ATLANTIC CITY — Sitting in the shadow of the Continental Divide is an adventure of the quiet sort, in an almost ghost town.
Atlantic City, Wyoming, was once a city full of dreams — gold dreams that is. She was one of the trio of towns that sprang up amid the sagebrush and wind in 1868, as young men rushed to the area in hopes of finding gold in the surrounding hills.
Atlantic City has had staying power down through the decades, and is the only one of the three towns that still remains a town, though it is not incorporated.
Some historical accounts have credited the Atlantic City Mercantile for that. In the early days, Geissler’s Store, as it was known then, offered not only necessary goods, but necessary services, such as a post office and, eventually, telephone service.
Today, the Atlantic City Mercantile still offers a great steak dinner in a bar full of history.
Its next-door neighbor, The Miner’s Grubstake & Dredge Saloon, is known among the hiking and biking crowd for cold beer and bacon-stuffed burgers, as well as other hearty foods.
Neighboring South Pass City, meanwhile, has become a state historic site. It offers a look at an early, gold-rush town as well as the opportunity to pan for gold, while the site that used to be Hamilton — sometimes called Miner’s Delight — was taken over by the Bureau of Land Management, and is a true ghost town.
Tourism Is Atlantic City’s New Gold
What’s boosting Atlantic City these days is a fair bit of tourism, from a perhaps unexpected source.
Word-of-mouth among Continental Divide hikers has helped place the town as a waypoint on the trail where hikers can find a meal, spend the night, and perhaps restock some of their supplies.
The Backcountry Discovery Route (BDR) for Wyoming has also listed Atlantic City as a way point on 1,000 miles of backcountry riding for motorcycles.
“(BDR) has had real monetary impact on the communities they’ve traveled through,” Atlantic City resident Bill “Wild Bill” Moore told Cowboy State Daily. “And actually, the organization that put that together, they kind of keep in touch with us to see what the economic impact is, as well as whether the people have been treating us right.”
Between the two trails, that’s bringing several hundred hikers and bikers into town.
“(That) has really given this town a boost,” Moore said. “The restaurants are full with people, and I actually just saw about 20 motorcycles come through here today.”
Some of the restaurant customers book lodging at Moore’s establishment, which is the Miner’s Delight Inn.

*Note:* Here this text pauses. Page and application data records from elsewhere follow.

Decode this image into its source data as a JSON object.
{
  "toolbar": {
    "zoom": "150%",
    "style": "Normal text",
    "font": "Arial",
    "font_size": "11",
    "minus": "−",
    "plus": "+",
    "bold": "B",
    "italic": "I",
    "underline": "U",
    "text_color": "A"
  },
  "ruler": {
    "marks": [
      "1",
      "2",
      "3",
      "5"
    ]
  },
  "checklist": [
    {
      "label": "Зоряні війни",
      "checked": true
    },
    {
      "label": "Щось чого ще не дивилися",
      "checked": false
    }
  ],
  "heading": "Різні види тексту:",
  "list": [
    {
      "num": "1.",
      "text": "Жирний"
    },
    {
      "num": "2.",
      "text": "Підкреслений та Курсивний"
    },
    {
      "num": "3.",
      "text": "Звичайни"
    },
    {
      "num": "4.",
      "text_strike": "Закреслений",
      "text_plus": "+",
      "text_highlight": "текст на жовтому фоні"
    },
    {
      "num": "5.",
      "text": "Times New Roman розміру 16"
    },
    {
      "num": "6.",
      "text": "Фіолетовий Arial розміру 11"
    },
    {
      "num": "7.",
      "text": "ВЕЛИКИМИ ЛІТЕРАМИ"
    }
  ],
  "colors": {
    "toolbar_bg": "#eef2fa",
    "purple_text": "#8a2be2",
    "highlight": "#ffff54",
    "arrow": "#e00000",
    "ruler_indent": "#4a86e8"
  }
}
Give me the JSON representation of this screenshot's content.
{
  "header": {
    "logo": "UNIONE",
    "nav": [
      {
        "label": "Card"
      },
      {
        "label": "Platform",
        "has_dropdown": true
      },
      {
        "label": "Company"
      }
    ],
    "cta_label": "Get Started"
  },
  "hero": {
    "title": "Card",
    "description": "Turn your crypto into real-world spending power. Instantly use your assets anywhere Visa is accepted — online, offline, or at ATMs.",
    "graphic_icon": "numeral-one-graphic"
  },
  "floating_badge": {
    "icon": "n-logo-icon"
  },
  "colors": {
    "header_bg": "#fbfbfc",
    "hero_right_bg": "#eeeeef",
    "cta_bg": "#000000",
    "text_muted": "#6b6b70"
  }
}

It and the Atlantic City Mercantile are among several historic buildings that still stand today and are listed on the National Register of Historic Places. The buildings are part of a self-guided walking tour created by the Atlantic City Historical Society.
Calamity Jane Slept Here?
No one knows for certain if Calamity Jane spent the night in Atlantic City once upon a time, but it’s certainly possible.
The 1870 Census records list a Martha Jane Cannary, which is Calamity Jane’s real name, as a resident of Hamilton City, often referred to at the time as Miners Delight.
Local legends around Atlantic City, passed down by oral history, tell that she was once a dance hall girl at the McAuley Store, later known as Hyde’s Hall.
J.W. Anthony built the two-story stone structure in 1869 as the town’s first bank. The bank went bust, however, and so Anthony was never paid for his work.
Robert McAuley later opened a general store in the structure, which included a saloon with gaming tables and a post office. But the second floor had to be removed after an early 1900s earthquake, and the McAuleys moved on to Rock Springs.
The building was somewhat restored by Tom Hyde in the 1920s, but all that remains today is a shell of a building, with no roof.
Atlantic City is also home to one of Wyoming’s earliest cabins, the Gratrix Cabin, or the Quaking Aspen Hut Crossing Cabin, which still stands.
The cabin was either built or moved to its present-day location in 1842, and once served the Eastern Shoshone tribe as a waypoint during migratory wanderings, according to material prepared by the Atlantic City Historical Society.
Judge Buck Gratrix, who was a late 1860s arrival, lived in the cabin when he served as a justice of the peace.
Records suggest town meetings and elections were held in the tiny cabin, which also once served as a school.
Gratrix is said to have boasted that when he lived in the cabin, he occupied three counties (Carter, Sweetwater, and Fremont), as well as two territories, the Dakotas, and one state — Wyoming.
These are but two of 30 places on Atlantic City’s self-guided walking tour, all of which are explained in detail in a free brochure that’s available in a protective, clear plastic box located at the center of town on Main Street, near the town’s bulletin board.
Renée Jean can be reached at Renee@CowboyStateDaily.com.